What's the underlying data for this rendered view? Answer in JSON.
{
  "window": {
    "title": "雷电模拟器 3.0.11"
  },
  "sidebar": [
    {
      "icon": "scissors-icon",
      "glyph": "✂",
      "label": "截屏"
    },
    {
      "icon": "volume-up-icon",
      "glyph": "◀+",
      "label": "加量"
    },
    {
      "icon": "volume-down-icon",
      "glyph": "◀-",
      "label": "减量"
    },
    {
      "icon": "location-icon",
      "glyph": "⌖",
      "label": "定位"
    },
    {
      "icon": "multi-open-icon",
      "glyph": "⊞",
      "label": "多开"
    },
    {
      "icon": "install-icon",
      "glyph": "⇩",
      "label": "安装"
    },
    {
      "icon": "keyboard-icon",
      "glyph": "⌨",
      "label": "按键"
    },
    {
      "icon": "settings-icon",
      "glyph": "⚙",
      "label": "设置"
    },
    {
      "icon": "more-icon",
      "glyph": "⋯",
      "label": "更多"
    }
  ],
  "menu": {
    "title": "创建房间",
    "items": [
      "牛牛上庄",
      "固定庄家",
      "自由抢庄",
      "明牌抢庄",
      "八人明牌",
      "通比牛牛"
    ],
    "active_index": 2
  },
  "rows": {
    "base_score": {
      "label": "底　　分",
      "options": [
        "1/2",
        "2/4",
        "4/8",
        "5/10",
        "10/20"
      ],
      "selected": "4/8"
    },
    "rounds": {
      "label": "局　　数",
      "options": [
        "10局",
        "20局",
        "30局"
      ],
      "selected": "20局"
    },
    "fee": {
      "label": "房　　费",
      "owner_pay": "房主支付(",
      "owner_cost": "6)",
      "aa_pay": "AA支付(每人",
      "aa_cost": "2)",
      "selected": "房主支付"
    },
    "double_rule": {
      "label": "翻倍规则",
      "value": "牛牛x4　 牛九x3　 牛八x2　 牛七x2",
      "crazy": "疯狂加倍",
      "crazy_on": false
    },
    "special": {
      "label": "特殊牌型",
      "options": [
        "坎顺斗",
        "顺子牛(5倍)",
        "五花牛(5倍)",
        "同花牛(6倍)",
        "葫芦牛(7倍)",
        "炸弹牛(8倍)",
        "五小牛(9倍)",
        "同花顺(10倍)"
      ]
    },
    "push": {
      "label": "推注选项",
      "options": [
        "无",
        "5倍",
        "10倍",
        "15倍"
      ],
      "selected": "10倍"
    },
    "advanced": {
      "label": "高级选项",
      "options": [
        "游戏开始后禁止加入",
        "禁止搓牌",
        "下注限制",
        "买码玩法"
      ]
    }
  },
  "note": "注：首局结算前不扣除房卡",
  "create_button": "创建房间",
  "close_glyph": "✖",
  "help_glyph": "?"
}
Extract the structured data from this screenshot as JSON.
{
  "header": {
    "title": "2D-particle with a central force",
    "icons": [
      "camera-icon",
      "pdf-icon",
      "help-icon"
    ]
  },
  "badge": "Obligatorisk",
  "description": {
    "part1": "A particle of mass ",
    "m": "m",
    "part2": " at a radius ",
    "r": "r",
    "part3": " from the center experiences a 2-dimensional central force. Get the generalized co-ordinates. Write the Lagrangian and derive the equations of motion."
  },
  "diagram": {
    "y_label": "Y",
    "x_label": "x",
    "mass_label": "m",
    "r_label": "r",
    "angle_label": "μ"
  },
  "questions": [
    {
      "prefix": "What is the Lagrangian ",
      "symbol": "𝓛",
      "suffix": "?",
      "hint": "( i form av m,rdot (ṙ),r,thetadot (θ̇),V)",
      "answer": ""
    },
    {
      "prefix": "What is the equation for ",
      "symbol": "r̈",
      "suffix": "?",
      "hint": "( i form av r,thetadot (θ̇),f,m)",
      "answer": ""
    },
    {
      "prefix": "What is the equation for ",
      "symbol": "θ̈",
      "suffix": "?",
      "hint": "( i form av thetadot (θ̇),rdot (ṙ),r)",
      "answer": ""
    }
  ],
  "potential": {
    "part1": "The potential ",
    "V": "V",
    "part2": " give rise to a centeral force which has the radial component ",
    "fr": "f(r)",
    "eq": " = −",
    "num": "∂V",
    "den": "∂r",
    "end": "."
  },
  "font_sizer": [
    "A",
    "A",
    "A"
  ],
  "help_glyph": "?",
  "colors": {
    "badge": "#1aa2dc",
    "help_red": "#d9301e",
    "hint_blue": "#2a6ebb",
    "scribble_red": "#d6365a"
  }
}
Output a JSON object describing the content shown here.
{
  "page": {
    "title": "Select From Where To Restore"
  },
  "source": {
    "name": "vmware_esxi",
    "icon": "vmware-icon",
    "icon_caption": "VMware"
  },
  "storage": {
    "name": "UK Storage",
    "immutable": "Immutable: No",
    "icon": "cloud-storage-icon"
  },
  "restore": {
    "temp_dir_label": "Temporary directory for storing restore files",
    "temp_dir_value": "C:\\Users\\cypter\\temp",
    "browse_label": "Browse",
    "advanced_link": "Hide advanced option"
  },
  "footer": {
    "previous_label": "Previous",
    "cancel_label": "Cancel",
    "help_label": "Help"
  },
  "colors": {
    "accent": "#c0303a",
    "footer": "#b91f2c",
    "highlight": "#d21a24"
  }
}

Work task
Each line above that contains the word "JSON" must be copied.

Result of the exercise
What's the underlying data for this rendered view? Answer in JSON.
Extract the structured data from this screenshot as JSON.
Output a JSON object describing the content shown here.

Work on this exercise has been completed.